1. Songs We Wrote In 5 Minutes/Songs We Wrote Over 5 Years Self explanatory, I think. Audiences are forever curious about ‘how long’ a song takes to write.
2. Indigenous Canada In Song In language and/or story.
3. “Conversation With Death” Named after the classic Southern Appalachian dirge, this workshop could include all manner of songs focusing on death: murder ballads, last words, overcoming grief, essential ideas, hymns…and neither does the mood have to be singular: many murder ballads in folk tradition are light and ironically filled with humour.
4. “Hard Hitting Songs For Hard Hit People” Inspired by the Seeger album title, this workshop could include union songs, workers’ songs, or, songs related to our current economic crisis.
5. ‘Do You Sing Any Happy Songs?’ We songwriters yearn for the day we are afforded the right to reply candidly to the audience on this one.
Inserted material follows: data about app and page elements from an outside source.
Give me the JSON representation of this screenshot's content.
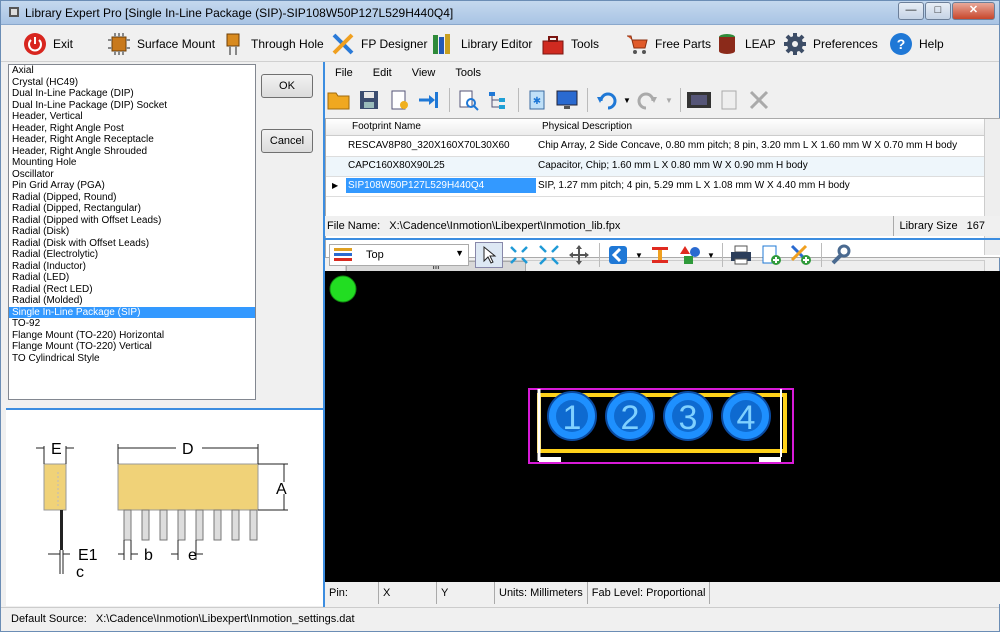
{
  "window": {
    "title": "Library Expert Pro [Single In-Line Package (SIP)-SIP108W50P127L529H440Q4]",
    "minimize": "—",
    "maximize": "□",
    "close": "✕"
  },
  "main_toolbar": {
    "exit": "Exit",
    "surface_mount": "Surface Mount",
    "through_hole": "Through Hole",
    "fp_designer": "FP Designer",
    "library_editor": "Library Editor",
    "tools": "Tools",
    "free_parts": "Free Parts",
    "leap": "LEAP",
    "preferences": "Preferences",
    "help": "Help"
  },
  "package_list": {
    "items": [
      "Axial",
      "Crystal (HC49)",
      "Dual In-Line Package (DIP)",
      "Dual In-Line Package (DIP) Socket",
      "Header, Vertical",
      "Header, Right Angle Post",
      "Header, Right Angle Receptacle",
      "Header, Right Angle Shrouded",
      "Mounting Hole",
      "Oscillator",
      "Pin Grid Array (PGA)",
      "Radial (Dipped, Round)",
      "Radial (Dipped, Rectangular)",
      "Radial (Dipped with Offset Leads)",
      "Radial (Disk)",
      "Radial (Disk with Offset Leads)",
      "Radial (Electrolytic)",
      "Radial (Inductor)",
      "Radial (LED)",
      "Radial (Rect LED)",
      "Radial (Molded)",
      "Single In-Line Package (SIP)",
      "TO-92",
      "Flange Mount (TO-220) Horizontal",
      "Flange Mount (TO-220) Vertical",
      "TO Cylindrical Style"
    ],
    "selected_index": 21
  },
  "buttons": {
    "ok": "OK",
    "cancel": "Cancel"
  },
  "diagram": {
    "E": "E",
    "D": "D",
    "A": "A",
    "E1": "E1",
    "c": "c",
    "b": "b",
    "e": "e"
  },
  "menu": {
    "file": "File",
    "edit": "Edit",
    "view": "View",
    "tools": "Tools"
  },
  "grid": {
    "headers": [
      "Footprint Name",
      "Physical Description"
    ],
    "rows": [
      [
        "RESCAV8P80_320X160X70L30X60",
        "Chip Array, 2 Side Concave, 0.80 mm pitch; 8 pin, 3.20 mm L X 1.60 mm W X 0.70 mm H body"
      ],
      [
        "CAPC160X80X90L25",
        "Capacitor, Chip; 1.60 mm L X 0.80 mm W X 0.90 mm H body"
      ],
      [
        "SIP108W50P127L529H440Q4",
        "SIP, 1.27 mm pitch; 4 pin, 5.29 mm L X 1.08 mm W X 4.40 mm H body"
      ]
    ],
    "row_marker": "▶",
    "scroll_thumb": "III"
  },
  "file_info": {
    "label": "File Name:",
    "path": "X:\\Cadence\\Inmotion\\Libexpert\\Inmotion_lib.fpx",
    "lib_size_label": "Library Size",
    "lib_size_value": "167"
  },
  "view_toolbar": {
    "layer": "Top",
    "dropdown_arrow": "▼"
  },
  "pads": [
    "1",
    "2",
    "3",
    "4"
  ],
  "status": {
    "pin": "Pin:",
    "x": "X",
    "y": "Y",
    "units": "Units: Millimeters",
    "fab": "Fab Level: Proportional"
  },
  "footer": {
    "label": "Default Source:",
    "path": "X:\\Cadence\\Inmotion\\Libexpert\\Inmotion_settings.dat"
  },
  "colors": {
    "selection": "#3399ff",
    "pad_fill": "#1e90ff",
    "silkscreen": "#ffd21a",
    "courtyard": "#d81bd8",
    "origin_marker": "#22dd22",
    "body_fill": "#f0d278",
    "accent_border": "#3c8de0"
  }
}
6. Occupy (insert festival town here)! The folk singer and the folk song tradition is inherently subversive. The folk song is the soundtrack to social change. We are here, first and foremost, as agents of justice and human improvement. Here is the workshop opportunity to unapologetically take pride in this sadly unfashionable idea. On the other hand, if you are happy with this world; if you feel you’re voice has been heard and listened to; if you’re family’s education has been taken care of; if you believe homelessness is a choice; if you’ve had the job you love for all and the rest of your adult life; if you believe people generally get what they deserve and that the entire world should one day be privatized; if you’re ideal of peace and justice has been met – do not come to this workshop.
7. Unsung Canadian Heroes Every Canadian songwriter has 3 tunes related to this.
8. Redemption Songs I stole this from the Edmonton Folk Festival; thank you, Terry. The redemptive character in song and/or the regenerative power of memory and song.
9. Exile, Home Sickness, and the Canadian Immigrant If we’re Canadian, we sing them.
10. “If I Had A Rocket Launcher” The pros and cons of protest, polemic, and prayer in song.
11. The Road How and why touring is crucial, not just for reaching audiences, but for mining inspiration.
12. The Songwriters’ 3 Laws Of The Universe 3 songwriters presenting 3 songs based on 3 rules they’ve established for themselves.
13. “Leave ‘Em Laughing When You Go” From Joni’s BOTH SIDES NOW, this could look at how laughter is the songwriter’s most powerful tool. Singing a funny song intensifies the emotion of every song that follows.
14. “Play Me A Rock ‘n’ Roll Song” I doubt Valdy was aware of how disconnected audiences and folksingers were to become 30 years later. Sadly, a folk singer becomes a pop singer when his audience refuses to accept their identity beyond certain ‘hits’ in their repertoire. For well known ‘names’ at festivals, this could be a straight up ‘request set’; for lesser known or ‘emerging’ artists, this could be an opportunity to offer up a cover – guilty pleasure or otherwise. Either way, a workshop with this thought in mind can work – maybe none better than as a simple gesture of gratitude to festival audiences.
15. “Boss Man” In an age that accepts CEOs making 24.5 million a year, where is the wind below? The absence of social protest today has yielded a generation of tentative artists and folk singers – however, now that we know ‘change’ will not come from the top, now more than ever, we need our emerging artists, our smaller festivals, folk clubs, and our community radio to lead the way. Play us your wage-earners’ songs, your union songs, your Joe Hill songs, your songs of love, conscience, and refusal!